## AVAILABLE DATA
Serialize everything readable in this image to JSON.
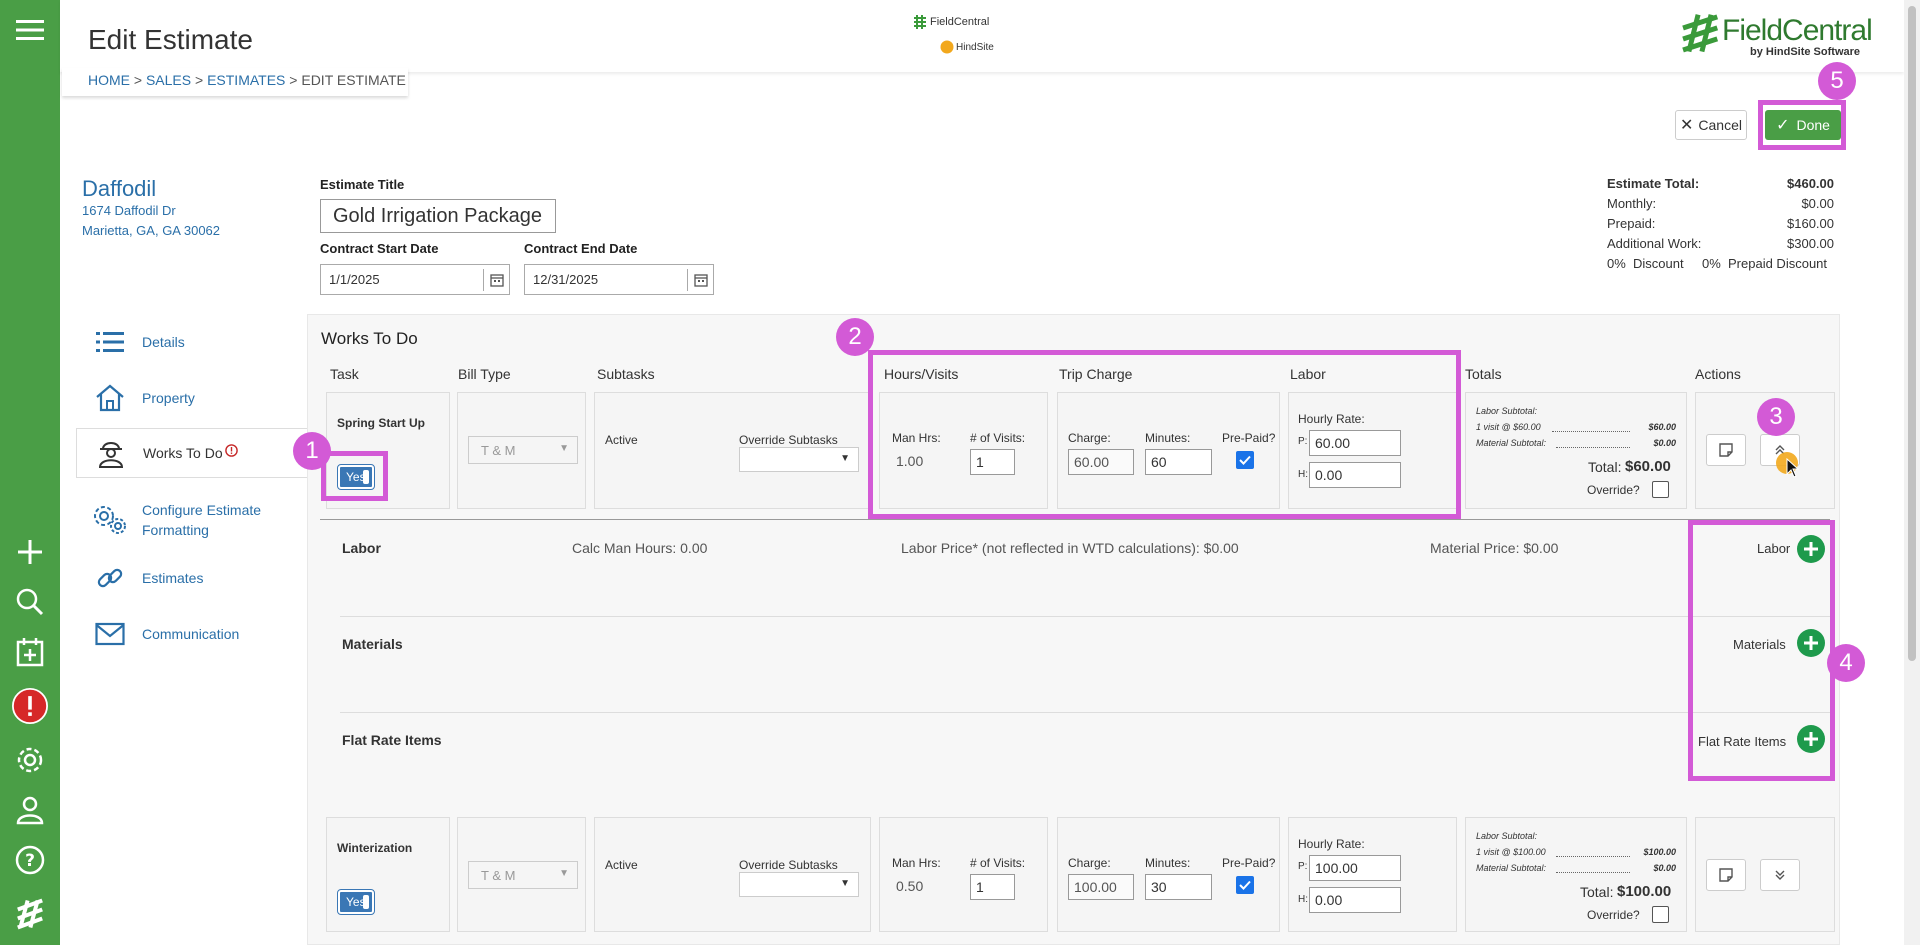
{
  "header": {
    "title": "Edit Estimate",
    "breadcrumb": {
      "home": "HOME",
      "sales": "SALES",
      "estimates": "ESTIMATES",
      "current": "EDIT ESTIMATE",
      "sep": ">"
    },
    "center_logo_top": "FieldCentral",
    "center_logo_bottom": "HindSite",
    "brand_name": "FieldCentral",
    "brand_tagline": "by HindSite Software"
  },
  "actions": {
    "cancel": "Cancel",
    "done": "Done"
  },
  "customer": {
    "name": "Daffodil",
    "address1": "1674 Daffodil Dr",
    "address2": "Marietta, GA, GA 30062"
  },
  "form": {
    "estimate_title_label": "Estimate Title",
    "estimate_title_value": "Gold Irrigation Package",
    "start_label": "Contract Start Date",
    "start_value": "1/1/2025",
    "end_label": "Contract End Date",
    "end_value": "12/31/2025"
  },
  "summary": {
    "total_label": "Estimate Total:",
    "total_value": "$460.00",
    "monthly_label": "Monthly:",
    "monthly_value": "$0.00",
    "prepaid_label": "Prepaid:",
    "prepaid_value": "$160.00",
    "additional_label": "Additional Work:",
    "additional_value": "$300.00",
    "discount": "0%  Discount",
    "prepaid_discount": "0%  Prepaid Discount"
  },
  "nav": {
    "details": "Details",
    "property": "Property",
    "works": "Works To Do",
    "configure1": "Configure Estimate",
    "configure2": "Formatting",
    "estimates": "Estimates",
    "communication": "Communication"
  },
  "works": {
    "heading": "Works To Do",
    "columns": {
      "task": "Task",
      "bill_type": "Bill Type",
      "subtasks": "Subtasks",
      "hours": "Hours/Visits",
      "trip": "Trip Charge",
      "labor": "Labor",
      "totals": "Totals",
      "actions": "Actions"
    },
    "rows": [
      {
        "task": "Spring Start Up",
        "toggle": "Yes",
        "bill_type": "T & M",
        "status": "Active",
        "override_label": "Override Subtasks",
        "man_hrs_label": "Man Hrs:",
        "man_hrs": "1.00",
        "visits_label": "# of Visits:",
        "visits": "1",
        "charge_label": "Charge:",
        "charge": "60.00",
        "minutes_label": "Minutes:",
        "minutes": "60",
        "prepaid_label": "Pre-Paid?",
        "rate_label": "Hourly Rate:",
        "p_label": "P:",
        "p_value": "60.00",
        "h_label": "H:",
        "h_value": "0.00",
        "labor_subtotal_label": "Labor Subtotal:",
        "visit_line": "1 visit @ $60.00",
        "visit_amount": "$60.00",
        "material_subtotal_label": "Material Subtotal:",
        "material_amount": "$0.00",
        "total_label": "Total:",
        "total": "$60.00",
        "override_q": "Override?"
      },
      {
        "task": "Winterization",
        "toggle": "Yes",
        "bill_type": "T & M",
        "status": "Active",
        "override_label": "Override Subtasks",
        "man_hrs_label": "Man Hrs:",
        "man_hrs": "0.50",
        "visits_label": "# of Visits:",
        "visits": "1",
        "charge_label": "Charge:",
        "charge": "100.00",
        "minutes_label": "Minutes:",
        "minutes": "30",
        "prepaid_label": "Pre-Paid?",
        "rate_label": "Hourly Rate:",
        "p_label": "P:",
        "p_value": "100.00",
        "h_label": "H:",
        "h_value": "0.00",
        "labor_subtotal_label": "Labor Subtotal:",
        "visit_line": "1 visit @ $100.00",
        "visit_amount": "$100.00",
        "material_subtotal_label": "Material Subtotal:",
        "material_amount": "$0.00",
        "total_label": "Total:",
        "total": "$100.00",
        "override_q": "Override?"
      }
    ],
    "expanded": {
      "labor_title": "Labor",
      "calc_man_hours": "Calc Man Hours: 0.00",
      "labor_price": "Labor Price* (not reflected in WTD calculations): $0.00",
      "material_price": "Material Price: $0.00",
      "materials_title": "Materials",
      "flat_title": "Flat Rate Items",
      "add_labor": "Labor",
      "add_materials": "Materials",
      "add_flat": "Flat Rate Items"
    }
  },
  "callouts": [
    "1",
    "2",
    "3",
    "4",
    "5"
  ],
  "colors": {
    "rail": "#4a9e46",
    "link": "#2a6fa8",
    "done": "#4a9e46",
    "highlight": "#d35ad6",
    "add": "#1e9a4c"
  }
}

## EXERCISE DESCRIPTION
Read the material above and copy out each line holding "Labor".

## RESULT OF THIS EXERCISE
      "labor": "Labor",
        "labor_subtotal_label": "Labor Subtotal:",
        "labor_subtotal_label": "Labor Subtotal:",
      "labor_title": "Labor",
      "labor_price": "Labor Price* (not reflected in WTD calculations): $0.00",
      "add_labor": "Labor",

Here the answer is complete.